the trip; we came to the part of the waterfall where we went swimming.  The water was trickling down from the rocks
into the calm pool-like area where we were enjoying the cool, crisp,
freshwater.  I jumped off the rocks several
times; it was a ton of fun.  I also
jumped off with my two friends at the same time.  The water was a little chilly at first, but
it felt good after the walk in the hot, humid weather.  Cranbook was gorgeous, and I had a great time
and couldn’t have asked for better weather on this beautiful day.



-Kayla Kraker

19 Jan – Better Dolphins in the Waves (Sleeping through the Dolphins)

After my Pear
Tree dive site mishap on the 16th (I threw up waiting on the boat
for Brad to finish surveying sponge tiles) I am ashamed to admit I was
reluctant to dive again.
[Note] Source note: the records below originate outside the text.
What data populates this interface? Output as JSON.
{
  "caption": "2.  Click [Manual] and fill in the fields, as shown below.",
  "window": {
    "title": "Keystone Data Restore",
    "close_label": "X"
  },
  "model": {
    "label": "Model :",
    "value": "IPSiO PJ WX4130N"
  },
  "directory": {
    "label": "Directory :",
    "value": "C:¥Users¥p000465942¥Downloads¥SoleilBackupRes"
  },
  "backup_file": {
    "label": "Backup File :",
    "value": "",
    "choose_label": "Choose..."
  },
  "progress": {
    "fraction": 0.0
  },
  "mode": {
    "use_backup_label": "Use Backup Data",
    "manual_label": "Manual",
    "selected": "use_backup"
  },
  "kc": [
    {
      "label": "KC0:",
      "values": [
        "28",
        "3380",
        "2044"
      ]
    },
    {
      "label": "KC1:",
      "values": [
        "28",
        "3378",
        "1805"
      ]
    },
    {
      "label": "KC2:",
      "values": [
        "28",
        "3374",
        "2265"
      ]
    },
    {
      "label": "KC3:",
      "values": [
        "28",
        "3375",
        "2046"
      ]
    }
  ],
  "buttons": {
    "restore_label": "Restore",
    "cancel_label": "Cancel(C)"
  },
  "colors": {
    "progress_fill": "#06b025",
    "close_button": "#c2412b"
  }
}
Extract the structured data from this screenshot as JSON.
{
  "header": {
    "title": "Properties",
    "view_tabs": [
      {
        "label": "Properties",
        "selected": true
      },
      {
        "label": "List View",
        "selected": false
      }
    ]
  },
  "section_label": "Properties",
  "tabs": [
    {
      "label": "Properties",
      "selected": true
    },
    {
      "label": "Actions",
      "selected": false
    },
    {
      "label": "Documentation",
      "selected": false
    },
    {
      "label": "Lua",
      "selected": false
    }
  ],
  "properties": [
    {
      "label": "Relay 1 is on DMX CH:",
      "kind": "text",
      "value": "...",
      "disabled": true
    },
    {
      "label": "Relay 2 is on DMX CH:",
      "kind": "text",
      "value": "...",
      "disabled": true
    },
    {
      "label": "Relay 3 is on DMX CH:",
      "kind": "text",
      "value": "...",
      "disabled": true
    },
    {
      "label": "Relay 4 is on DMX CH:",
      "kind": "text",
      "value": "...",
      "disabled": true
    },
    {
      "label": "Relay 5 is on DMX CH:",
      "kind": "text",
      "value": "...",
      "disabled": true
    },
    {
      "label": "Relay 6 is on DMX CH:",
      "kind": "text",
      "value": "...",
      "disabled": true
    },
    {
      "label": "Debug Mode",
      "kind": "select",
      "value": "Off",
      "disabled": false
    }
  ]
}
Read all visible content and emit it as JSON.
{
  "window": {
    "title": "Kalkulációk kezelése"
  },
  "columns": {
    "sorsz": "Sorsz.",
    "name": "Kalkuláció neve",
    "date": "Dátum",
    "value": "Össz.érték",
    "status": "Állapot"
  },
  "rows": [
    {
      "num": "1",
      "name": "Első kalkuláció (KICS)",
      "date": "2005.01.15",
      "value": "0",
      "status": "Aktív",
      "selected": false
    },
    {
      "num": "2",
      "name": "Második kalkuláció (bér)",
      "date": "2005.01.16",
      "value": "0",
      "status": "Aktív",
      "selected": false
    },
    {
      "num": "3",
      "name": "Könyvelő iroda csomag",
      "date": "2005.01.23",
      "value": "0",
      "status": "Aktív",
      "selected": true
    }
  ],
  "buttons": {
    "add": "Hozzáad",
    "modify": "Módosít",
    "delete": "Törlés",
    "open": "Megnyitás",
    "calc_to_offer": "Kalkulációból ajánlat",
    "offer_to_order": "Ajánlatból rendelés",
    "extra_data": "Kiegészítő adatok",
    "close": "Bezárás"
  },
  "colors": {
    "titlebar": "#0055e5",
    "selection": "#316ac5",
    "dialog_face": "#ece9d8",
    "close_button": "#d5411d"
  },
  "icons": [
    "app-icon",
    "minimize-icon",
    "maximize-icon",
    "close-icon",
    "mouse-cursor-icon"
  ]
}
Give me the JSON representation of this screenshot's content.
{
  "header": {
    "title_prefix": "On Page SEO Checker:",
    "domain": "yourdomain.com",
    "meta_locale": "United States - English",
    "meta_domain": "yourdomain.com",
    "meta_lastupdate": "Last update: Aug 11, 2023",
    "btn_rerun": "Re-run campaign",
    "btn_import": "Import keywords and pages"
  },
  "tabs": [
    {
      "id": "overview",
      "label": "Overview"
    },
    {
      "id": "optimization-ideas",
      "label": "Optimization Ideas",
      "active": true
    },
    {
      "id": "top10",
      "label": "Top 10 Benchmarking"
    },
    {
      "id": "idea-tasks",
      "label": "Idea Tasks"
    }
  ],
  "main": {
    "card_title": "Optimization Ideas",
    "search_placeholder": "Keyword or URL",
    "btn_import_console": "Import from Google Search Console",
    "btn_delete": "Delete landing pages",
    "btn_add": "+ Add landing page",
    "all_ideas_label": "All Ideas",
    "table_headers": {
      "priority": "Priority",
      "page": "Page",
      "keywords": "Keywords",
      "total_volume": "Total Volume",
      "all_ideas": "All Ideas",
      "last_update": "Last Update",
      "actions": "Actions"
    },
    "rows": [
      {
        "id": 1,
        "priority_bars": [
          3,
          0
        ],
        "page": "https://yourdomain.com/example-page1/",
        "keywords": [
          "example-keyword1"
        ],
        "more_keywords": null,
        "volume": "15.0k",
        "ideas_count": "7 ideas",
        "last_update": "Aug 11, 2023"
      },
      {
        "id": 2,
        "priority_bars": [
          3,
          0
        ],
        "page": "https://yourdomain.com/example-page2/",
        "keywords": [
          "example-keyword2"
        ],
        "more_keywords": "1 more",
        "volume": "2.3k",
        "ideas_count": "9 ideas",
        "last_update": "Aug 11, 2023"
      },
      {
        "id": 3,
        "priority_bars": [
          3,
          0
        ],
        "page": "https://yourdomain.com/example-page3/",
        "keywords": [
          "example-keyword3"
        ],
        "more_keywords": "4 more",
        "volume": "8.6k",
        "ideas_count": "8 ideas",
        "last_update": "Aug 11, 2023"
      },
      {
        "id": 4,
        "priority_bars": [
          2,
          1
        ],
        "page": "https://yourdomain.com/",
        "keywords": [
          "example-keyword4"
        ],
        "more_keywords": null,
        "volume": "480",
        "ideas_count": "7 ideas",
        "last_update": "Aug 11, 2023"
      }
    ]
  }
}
I missed the dive yesterday and as a result missed the
dolphins, the sort of quintessential Jamaican experience for some. I instead
chose to sleep in and do some work for my project I had been putting off.
Yesterday for the most part was spent doing research projects in and around the
lagoon. I know some people went out over the reef crest where the waves break
before entering the lagoon and were pleased to see a sea turtle hanging around
out there.

It seems odd to
me that this trip will have to end at some point, as if now that I’ve been here
we’ll always be here. We all seemed to adjust so quickly that the previous
weeks of vacation seem as removed as any from years previous or high school.
Most of the projects people are doing have become stable enough to allow for
brief setup periods followed by waiting. My personal project has to do with
examining the relationship between Porcelain Crabs and Anemones, and now that
the bulk of the collecting anemones and crabs have been completed, it is only a
matter of setting up the specific numbers of each and observing the reactions.
Overall tensions seem low, people are friendly and everyone seems to be getting
along well. I sense a vibe from those with significant others back home that
they are getting lonely; however, I think that those without feel as though
they could spend months here and feel at home. I noticed that the phantom cell
phone vibration in my pocket has stopped and I am trying to take that as a sign
that I am now almost completely “unplugged” (not to sound too matrix-esque).
The lifestyle here is just so different form how I live at home, without any TV
or electronic distractions [Ed: except for each student spending lots of time on facebook…]  I find myself really able to just sit and relax. I
have looked at the stars every night they have been out since being here and
seen a multitude of shooting stars.

Today I finally
built up the courage to go scuba diving again and had my deepest dive yet. It was pretty exciting to see some of the bigger reef fish that are
absent from this area. And when we were not looking at the reef creatures we
amused ourselves. It was a nice dive and a good way to get over my slight
fear of puking again. Anyways the blog is due in fifteen minutes so….


– Max